Peyton Lewis ‘23, Editor-in-Chief
Twitter, Instagram, Snapchat, and TikTok—social media is a staple in our modern society. Millions of users log on daily to share various aspects of their lives for the world to see. In some regards, social media can be extremely beneficial, allowing for people to connect with one another. However, with its ever increasing popularity, social media has become such a normal part of everyday life that many have seemingly forgotten what is “appropriate” to be shared for the ‘world’ to see. Society has become so accustomed to social media as a part of everyday life that we have forgotten the consequences that can occur when we post something for mass amounts of people to see. The internet is forever, but it feels that many have forgotten this simple truth.
One such example is a TikTok posted by four Labor and Delivery nurses early in December. The four employees of Emory Hospital in Atlanta, Georgia, took to TikTok posting a video of their patient “icks.” An “ick” is a term commonly used in dating, when someone has a particular trait or habit that instantly makes a person lose romantic interest. However, these nurses were sharing their “icks” for patients—vulnerable women who they are supposed to be caring for, as this is their job. One nurse stated, “My ick is when you ask me how much the baby weighs, and it’s still in your hands.” Another nurse, in a mocking voice, imitated a patient saying “Excuse me, excuse me can I have some water? Excuse me, can I have a blanket?”
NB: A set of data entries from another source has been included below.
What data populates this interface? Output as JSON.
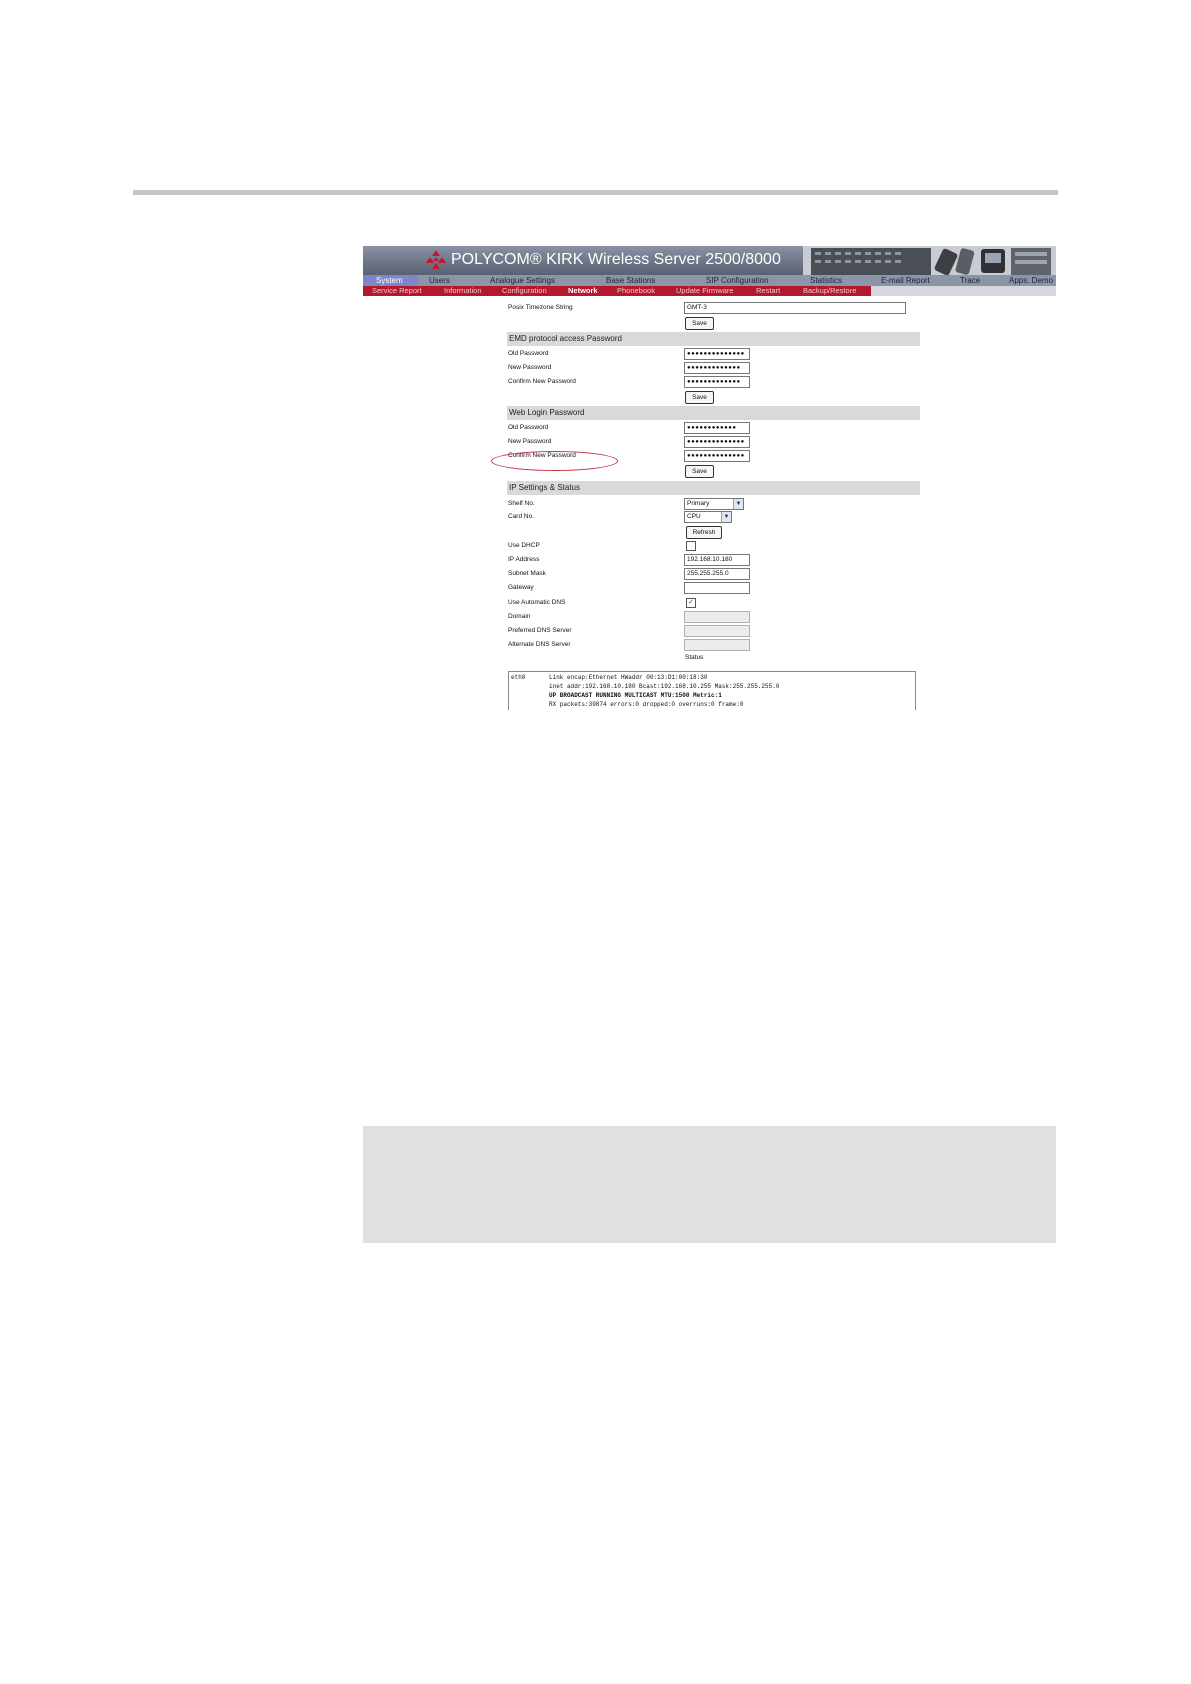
{
  "app": {
    "brand_title": "POLYCOM® KIRK Wireless Server 2500/8000"
  },
  "nav_primary": [
    "System",
    "Users",
    "Analogue Settings",
    "Base Stations",
    "SIP Configuration",
    "Statistics",
    "E-mail Report",
    "Trace",
    "Apps. Demo"
  ],
  "nav_secondary": [
    "Service Report",
    "Information",
    "Configuration",
    "Network",
    "Phonebook",
    "Update Firmware",
    "Restart",
    "Backup/Restore"
  ],
  "posix": {
    "label": "Posix Timezone String",
    "value": "GMT-3",
    "save": "Save"
  },
  "emd_section": {
    "title": "EMD protocol access Password",
    "old_label": "Old Password",
    "new_label": "New Password",
    "confirm_label": "Confirm New Password",
    "old_value": "●●●●●●●●●●●●●●",
    "new_value": "●●●●●●●●●●●●●",
    "confirm_value": "●●●●●●●●●●●●●",
    "save": "Save"
  },
  "web_section": {
    "title": "Web Login Password",
    "old_label": "Old Password",
    "new_label": "New Password",
    "confirm_label": "Confirm New Password",
    "old_value": "●●●●●●●●●●●●",
    "new_value": "●●●●●●●●●●●●●●",
    "confirm_value": "●●●●●●●●●●●●●●",
    "save": "Save"
  },
  "ip_section": {
    "title": "IP Settings & Status",
    "shelf_label": "Shelf No.",
    "shelf_value": "Primary",
    "card_label": "Card No.",
    "card_value": "CPU",
    "refresh": "Refresh",
    "dhcp_label": "Use DHCP",
    "ip_label": "IP Address",
    "ip_value": "192.168.10.180",
    "mask_label": "Subnet Mask",
    "mask_value": "255.255.255.0",
    "gateway_label": "Gateway",
    "gateway_value": "",
    "auto_dns_label": "Use Automatic DNS",
    "domain_label": "Domain",
    "pref_dns_label": "Preferred DNS Server",
    "alt_dns_label": "Alternate DNS Server",
    "status_label": "Status"
  },
  "status_output": {
    "iface": "eth0",
    "line1": "Link encap:Ethernet  HWaddr 00:13:D1:00:18:30",
    "line2": "inet addr:192.168.10.180  Bcast:192.168.10.255  Mask:255.255.255.0",
    "line3": "UP BROADCAST RUNNING MULTICAST  MTU:1500  Metric:1",
    "line4": "RX packets:39874 errors:0 dropped:0 overruns:0 frame:0"
  }
}
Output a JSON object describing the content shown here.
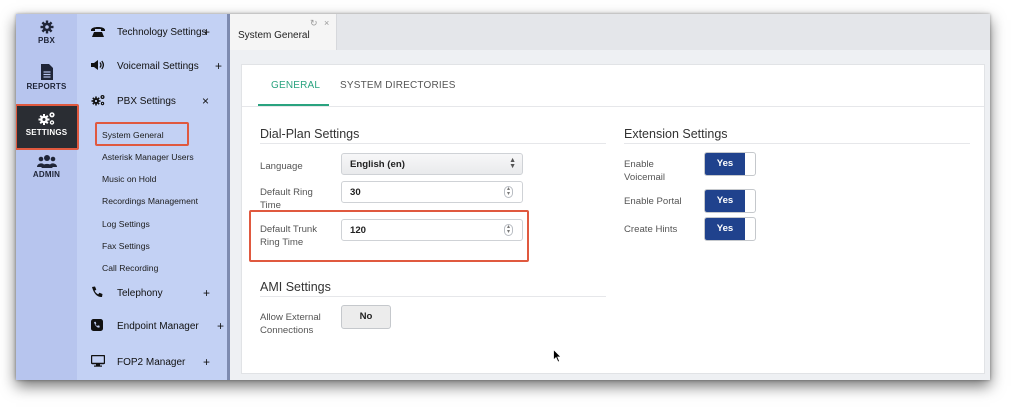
{
  "rail": {
    "items": [
      {
        "label": "PBX",
        "icon": "gear-icon"
      },
      {
        "label": "REPORTS",
        "icon": "document-icon"
      },
      {
        "label": "SETTINGS",
        "icon": "gears-icon"
      },
      {
        "label": "ADMIN",
        "icon": "users-icon"
      }
    ]
  },
  "submenu": {
    "groups": [
      {
        "label": "Technology Settings",
        "toggle": "+",
        "icon": "phone-icon"
      },
      {
        "label": "Voicemail Settings",
        "toggle": "+",
        "icon": "speaker-icon"
      },
      {
        "label": "PBX Settings",
        "toggle": "×",
        "icon": "gears-icon"
      },
      {
        "label": "Telephony",
        "toggle": "+",
        "icon": "handset-icon"
      },
      {
        "label": "Endpoint Manager",
        "toggle": "+",
        "icon": "endpoint-phone-icon"
      },
      {
        "label": "FOP2 Manager",
        "toggle": "+",
        "icon": "monitor-icon"
      }
    ],
    "links": [
      "System General",
      "Asterisk Manager Users",
      "Music on Hold",
      "Recordings Management",
      "Log Settings",
      "Fax Settings",
      "Call Recording"
    ]
  },
  "doc_tab": {
    "label": "System General",
    "controls": "↻ ×"
  },
  "tabs": [
    "GENERAL",
    "SYSTEM DIRECTORIES"
  ],
  "dialplan": {
    "title": "Dial-Plan Settings",
    "language": {
      "label": "Language",
      "value": "English (en)"
    },
    "ring_time": {
      "label": "Default Ring Time",
      "value": "30"
    },
    "trunk_ring_time": {
      "label": "Default Trunk Ring Time",
      "value": "120"
    }
  },
  "ami": {
    "title": "AMI Settings",
    "allow_external": {
      "label": "Allow External Connections",
      "value": "No"
    }
  },
  "extension": {
    "title": "Extension Settings",
    "enable_voicemail": {
      "label": "Enable Voicemail",
      "value": "Yes"
    },
    "enable_portal": {
      "label": "Enable Portal",
      "value": "Yes"
    },
    "create_hints": {
      "label": "Create Hints",
      "value": "Yes"
    }
  },
  "colors": {
    "accent": "#2aa37f",
    "toggle_on": "#20428d",
    "highlight": "#e0593f",
    "rail_bg": "#b7c5ee",
    "submenu_bg": "#c3d1f4"
  }
}
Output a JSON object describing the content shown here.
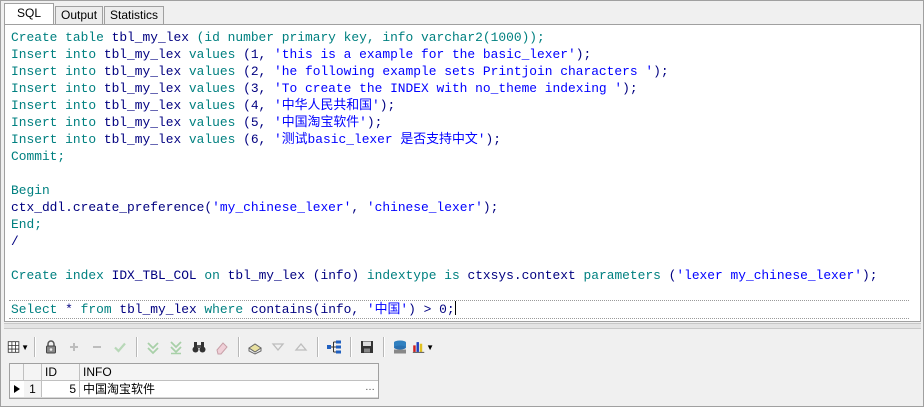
{
  "tabs": [
    {
      "label": "SQL",
      "active": true
    },
    {
      "label": "Output",
      "active": false
    },
    {
      "label": "Statistics",
      "active": false
    }
  ],
  "editor": {
    "lines": [
      [
        [
          "kw",
          "Create table "
        ],
        [
          "id",
          "tbl_my_lex "
        ],
        [
          "kw",
          "(id number primary key, info varchar2(1000));"
        ]
      ],
      [
        [
          "kw",
          "Insert into "
        ],
        [
          "id",
          "tbl_my_lex "
        ],
        [
          "kw",
          "values "
        ],
        [
          "id",
          "(1, "
        ],
        [
          "str",
          "'this is a example for the basic_lexer'"
        ],
        [
          "id",
          ");"
        ]
      ],
      [
        [
          "kw",
          "Insert into "
        ],
        [
          "id",
          "tbl_my_lex "
        ],
        [
          "kw",
          "values "
        ],
        [
          "id",
          "(2, "
        ],
        [
          "str",
          "'he following example sets Printjoin characters '"
        ],
        [
          "id",
          ");"
        ]
      ],
      [
        [
          "kw",
          "Insert into "
        ],
        [
          "id",
          "tbl_my_lex "
        ],
        [
          "kw",
          "values "
        ],
        [
          "id",
          "(3, "
        ],
        [
          "str",
          "'To create the INDEX with no_theme indexing '"
        ],
        [
          "id",
          ");"
        ]
      ],
      [
        [
          "kw",
          "Insert into "
        ],
        [
          "id",
          "tbl_my_lex "
        ],
        [
          "kw",
          "values "
        ],
        [
          "id",
          "(4, "
        ],
        [
          "str",
          "'中华人民共和国'"
        ],
        [
          "id",
          ");"
        ]
      ],
      [
        [
          "kw",
          "Insert into "
        ],
        [
          "id",
          "tbl_my_lex "
        ],
        [
          "kw",
          "values "
        ],
        [
          "id",
          "(5, "
        ],
        [
          "str",
          "'中国淘宝软件'"
        ],
        [
          "id",
          ");"
        ]
      ],
      [
        [
          "kw",
          "Insert into "
        ],
        [
          "id",
          "tbl_my_lex "
        ],
        [
          "kw",
          "values "
        ],
        [
          "id",
          "(6, "
        ],
        [
          "str",
          "'测试basic_lexer 是否支持中文'"
        ],
        [
          "id",
          ");"
        ]
      ],
      [
        [
          "kw",
          "Commit;"
        ]
      ],
      [],
      [
        [
          "kw",
          "Begin"
        ]
      ],
      [
        [
          "id",
          "ctx_ddl.create_preference("
        ],
        [
          "str",
          "'my_chinese_lexer'"
        ],
        [
          "id",
          ", "
        ],
        [
          "str",
          "'chinese_lexer'"
        ],
        [
          "id",
          ");"
        ]
      ],
      [
        [
          "kw",
          "End;"
        ]
      ],
      [
        [
          "id",
          "/"
        ]
      ],
      [],
      [
        [
          "kw",
          "Create index "
        ],
        [
          "id",
          "IDX_TBL_COL "
        ],
        [
          "kw",
          "on "
        ],
        [
          "id",
          "tbl_my_lex (info) "
        ],
        [
          "kw",
          "indextype is "
        ],
        [
          "id",
          "ctxsys.context "
        ],
        [
          "kw",
          "parameters "
        ],
        [
          "id",
          "("
        ],
        [
          "str",
          "'lexer my_chinese_lexer'"
        ],
        [
          "id",
          ");"
        ]
      ],
      [],
      [
        [
          "kw",
          "Select "
        ],
        [
          "id",
          "* "
        ],
        [
          "kw",
          "from "
        ],
        [
          "id",
          "tbl_my_lex "
        ],
        [
          "kw",
          "where "
        ],
        [
          "id",
          "contains(info, "
        ],
        [
          "str",
          "'中国'"
        ],
        [
          "id",
          ") > 0;"
        ]
      ]
    ]
  },
  "toolbar": {
    "buttons": [
      "grid-view-icon",
      "lock-icon",
      "add-icon",
      "remove-icon",
      "post-icon",
      "arrow-down-icon",
      "arrow-down-double-icon",
      "binoculars-icon",
      "eraser-icon",
      "import-icon",
      "triangle-down-icon",
      "triangle-up-icon",
      "tree-icon",
      "save-icon",
      "export-icon",
      "chart-icon"
    ]
  },
  "grid": {
    "columns": [
      "ID",
      "INFO"
    ],
    "rows": [
      {
        "row_number": "1",
        "id": "5",
        "info": "中国淘宝软件"
      }
    ]
  },
  "colors": {
    "keyword": "#008080",
    "identifier": "#000080",
    "string": "#0000ff"
  }
}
The since-deleted TikTok went viral with many sharing their disgust and outrage at the nurses. Emory Hospital has since released a statement explaining that the comments made in the video do not reflect the hospital’s values. The statement also said that the hospital has “investigated the situation and taken appropriate action with the former employees responsible in the video.” The use of “former employees” has led many to believe that the nurses responsible for the video were fired from the hospital.
This TikTok is a perfect representation of an instance where people went too far in their search for social media popularity. These nurses were tasked with caring for pregnant women who are at their most vulnerable, and instead they chose to mock them on a public platform for likes and views.
Social media has become a dangerously normalized part of our society, especially when it is being used for shallow purposes. Because of this, many have forgotten the consequences that can come from posting everything online to be seen by the public. These nurses were careless in their social media usage, and rightfully so it resulted in the loss of their jobs and heavy criticism online.
Validation drives oversharing. The internet has created a culture where one more like, share, or follow can create an instant boost of serotonin. Psychology Today said social media can “feed into excessive reassurance-seeking behaviors and unhealthy attempts at getting validation from others. In other words, people often use the opinions of others to feel good about themselves.” Many find themselves chasing this high and are constantly looking for new, more dramatic things to help them gain internet popularity. This can lead to sharing information that should be better kept private. While the validation gained from going viral may feel good, the potential long term consequences will not.
Strong emotions can also be a driving factor for oversharing. An article by The Conversation said, “When emotional, it is easy for us to cross the boundary between work and social life, underestimating the consequences of social media posts that can quickly go viral.” It is easy to be clouded by one’s emotions when feeling things such as extreme anger, sadness, or even happiness. In a world where social media is an integral part of daily life, extreme emotions and access to hundreds of followers does not make for a good combination.
Social media can be an amazing tool, which can provide us with entertainment, news, communication and several other resources. However, there is a line that is very easily crossed, and one that many seem to forget exists;when that line is crossed, social media is no longer beneficial. It is important to be conscientious of what is posted. After all, the internet is forever, and the consequences of such carelessness are, too.